2. In a knitted fabric as claimed in claim 1, the thickness of said first, second and third portions of the yarn being in inverse ratio to the lengths of the loops formed 4 by said first, second and third portions of the yarn respectively.

3. In a knitted fabric as claimed in claim 1, one first course alternating with a series of courses including at least one second course and at least one third course.

4. In a knitted fabric as claimed in claim 1, one first course alternating with a series of courses including at least one second course and at least one third course, and said third course preceding immediately said first course.

References Cited in the file of this patent UNITED STATES PATENTS 1,254,722 Oakes Jan. 29, 1918 1.890299 Mutchler et al. Dec. 6, 1932 2,057,046 Mutchler et al. Oct. 13, 1936 2,075,662 Rubinstein Mar. 30, 1937 2,207,606 Berger July 9, 1940 2,333,160 Dunn Nov. 2, 1943 2,353,090 Shelmire et al. July 4, 1944 2,717,511 Rossak Sept. 13, 1955

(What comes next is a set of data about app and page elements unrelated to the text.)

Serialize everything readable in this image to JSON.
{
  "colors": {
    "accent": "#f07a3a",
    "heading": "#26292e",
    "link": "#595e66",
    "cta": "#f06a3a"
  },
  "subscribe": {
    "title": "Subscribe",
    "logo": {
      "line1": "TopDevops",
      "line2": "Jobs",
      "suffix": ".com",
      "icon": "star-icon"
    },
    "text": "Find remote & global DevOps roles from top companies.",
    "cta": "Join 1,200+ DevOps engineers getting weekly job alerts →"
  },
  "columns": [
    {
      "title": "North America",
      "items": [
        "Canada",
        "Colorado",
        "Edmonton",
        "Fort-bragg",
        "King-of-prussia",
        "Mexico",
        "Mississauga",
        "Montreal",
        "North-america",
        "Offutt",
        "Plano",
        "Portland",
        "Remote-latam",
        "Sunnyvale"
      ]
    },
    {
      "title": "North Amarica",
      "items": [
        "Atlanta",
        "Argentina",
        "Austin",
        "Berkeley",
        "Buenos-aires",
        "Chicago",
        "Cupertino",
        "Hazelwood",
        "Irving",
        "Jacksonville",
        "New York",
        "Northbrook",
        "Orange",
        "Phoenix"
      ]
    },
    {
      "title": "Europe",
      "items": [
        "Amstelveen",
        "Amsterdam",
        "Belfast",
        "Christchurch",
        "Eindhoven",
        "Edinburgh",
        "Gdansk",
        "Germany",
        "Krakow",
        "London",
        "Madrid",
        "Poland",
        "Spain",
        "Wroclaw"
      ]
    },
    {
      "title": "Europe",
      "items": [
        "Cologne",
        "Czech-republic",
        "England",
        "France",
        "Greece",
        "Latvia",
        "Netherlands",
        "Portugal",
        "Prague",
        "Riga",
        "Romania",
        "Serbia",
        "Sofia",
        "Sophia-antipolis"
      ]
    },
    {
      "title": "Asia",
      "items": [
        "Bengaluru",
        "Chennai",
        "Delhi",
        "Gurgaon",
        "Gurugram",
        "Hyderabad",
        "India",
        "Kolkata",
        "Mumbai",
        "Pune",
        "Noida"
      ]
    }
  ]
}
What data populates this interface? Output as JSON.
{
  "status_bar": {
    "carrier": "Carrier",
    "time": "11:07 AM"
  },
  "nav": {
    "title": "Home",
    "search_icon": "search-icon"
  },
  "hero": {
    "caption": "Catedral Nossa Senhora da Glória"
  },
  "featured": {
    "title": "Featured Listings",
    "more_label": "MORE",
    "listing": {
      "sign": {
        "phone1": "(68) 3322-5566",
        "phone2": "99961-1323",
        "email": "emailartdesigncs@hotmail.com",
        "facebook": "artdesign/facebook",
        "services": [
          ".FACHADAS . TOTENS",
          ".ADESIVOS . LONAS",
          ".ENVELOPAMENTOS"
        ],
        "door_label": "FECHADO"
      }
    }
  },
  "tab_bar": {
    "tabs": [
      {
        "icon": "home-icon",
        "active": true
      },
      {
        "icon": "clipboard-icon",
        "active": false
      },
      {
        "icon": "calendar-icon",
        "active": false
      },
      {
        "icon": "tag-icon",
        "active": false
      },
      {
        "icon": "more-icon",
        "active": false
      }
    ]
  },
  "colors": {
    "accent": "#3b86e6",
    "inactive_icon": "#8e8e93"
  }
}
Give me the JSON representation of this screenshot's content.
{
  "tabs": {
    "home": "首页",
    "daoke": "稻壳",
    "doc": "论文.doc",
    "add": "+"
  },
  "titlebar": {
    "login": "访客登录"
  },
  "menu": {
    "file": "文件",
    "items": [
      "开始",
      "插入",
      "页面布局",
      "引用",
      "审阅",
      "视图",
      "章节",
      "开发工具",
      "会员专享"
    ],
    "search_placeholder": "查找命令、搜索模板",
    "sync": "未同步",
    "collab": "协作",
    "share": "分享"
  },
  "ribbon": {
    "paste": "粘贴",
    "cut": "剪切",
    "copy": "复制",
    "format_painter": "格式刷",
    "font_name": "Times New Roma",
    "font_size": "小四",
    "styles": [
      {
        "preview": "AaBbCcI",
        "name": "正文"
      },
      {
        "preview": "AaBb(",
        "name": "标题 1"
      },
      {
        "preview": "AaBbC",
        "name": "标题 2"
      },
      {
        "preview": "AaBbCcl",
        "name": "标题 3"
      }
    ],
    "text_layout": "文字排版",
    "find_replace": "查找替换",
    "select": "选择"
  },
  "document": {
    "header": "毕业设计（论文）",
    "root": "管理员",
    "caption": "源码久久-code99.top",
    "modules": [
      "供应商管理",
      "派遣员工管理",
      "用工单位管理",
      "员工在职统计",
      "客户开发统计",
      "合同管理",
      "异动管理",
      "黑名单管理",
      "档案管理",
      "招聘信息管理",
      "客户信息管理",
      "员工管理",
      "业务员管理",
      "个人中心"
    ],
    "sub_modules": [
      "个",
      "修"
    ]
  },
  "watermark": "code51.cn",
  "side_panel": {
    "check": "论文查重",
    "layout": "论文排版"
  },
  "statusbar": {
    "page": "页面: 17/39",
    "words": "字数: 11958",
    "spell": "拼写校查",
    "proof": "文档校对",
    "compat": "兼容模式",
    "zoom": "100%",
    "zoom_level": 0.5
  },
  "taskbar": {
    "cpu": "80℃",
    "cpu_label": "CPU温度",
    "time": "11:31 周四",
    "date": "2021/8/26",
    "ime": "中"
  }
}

Patent Citations
Cited PatentFiling datePublication dateApplicantTitle
US1254722 *Nov 6, 1916Jan 29, 1918Owen F OakesKnit fabric.
US1890299 *Nov 9, 1931Dec 6, 1932Julius Kayser & CoStocking and method of knitting same
US2057046 *Jun 12, 1935Oct 13, 1936Julius Kayser & CompanyControl mechanism for the loose course motion of flat knitting machines
US2075662 *Mar 23, 1934Mar 30, 1937Harry RubinsteinCorrugated fabric and method for making same
US2207606 *Jul 8, 1939Jul 9, 1940Dexdale Hosiery MillsKnitting machine
US2333160 *Jun 16, 1939Nov 2, 1943Paramount Textile Mach CoProcess for finishing fabric articles
US2353090 *Jul 16, 1942Jul 4, 1944Scott & Williams IncKnit fabric and method of making the same
US2717511 *Aug 22, 1951Sep 13, 1955Arwa Feinstrumpfwirkerei G M BKnitted hosiery fabric and process of making same
Referenced by
Citing PatentFiling datePublication dateApplicantTitle
US3115693 *May 11, 1959Dec 31, 1963Du PontProcess of making a knitted fabric
US3167941 *Mar 7, 1961Feb 2, 1965Kayser Roth CorpKnit fabric
US3430463 *Aug 17, 1962Mar 4, 1969Hanes CorpMethod and apparatus for making run-resistant knitted fabric
US4733546 *Feb 24, 1987Mar 29, 1988Toray Industries, Inc.Knitted fabric for clothing
DE1585530B1 *Feb 14, 1962Sep 3, 1970Ziegner George FrederickVerfahren zur Herstellung von Wirkware
Classifications
U.S. Classification66/202, 66/169.00A, 66/169.00R
International ClassificationD04B1/06
Cooperative ClassificationD04B1/06
European ClassificationD04B1/06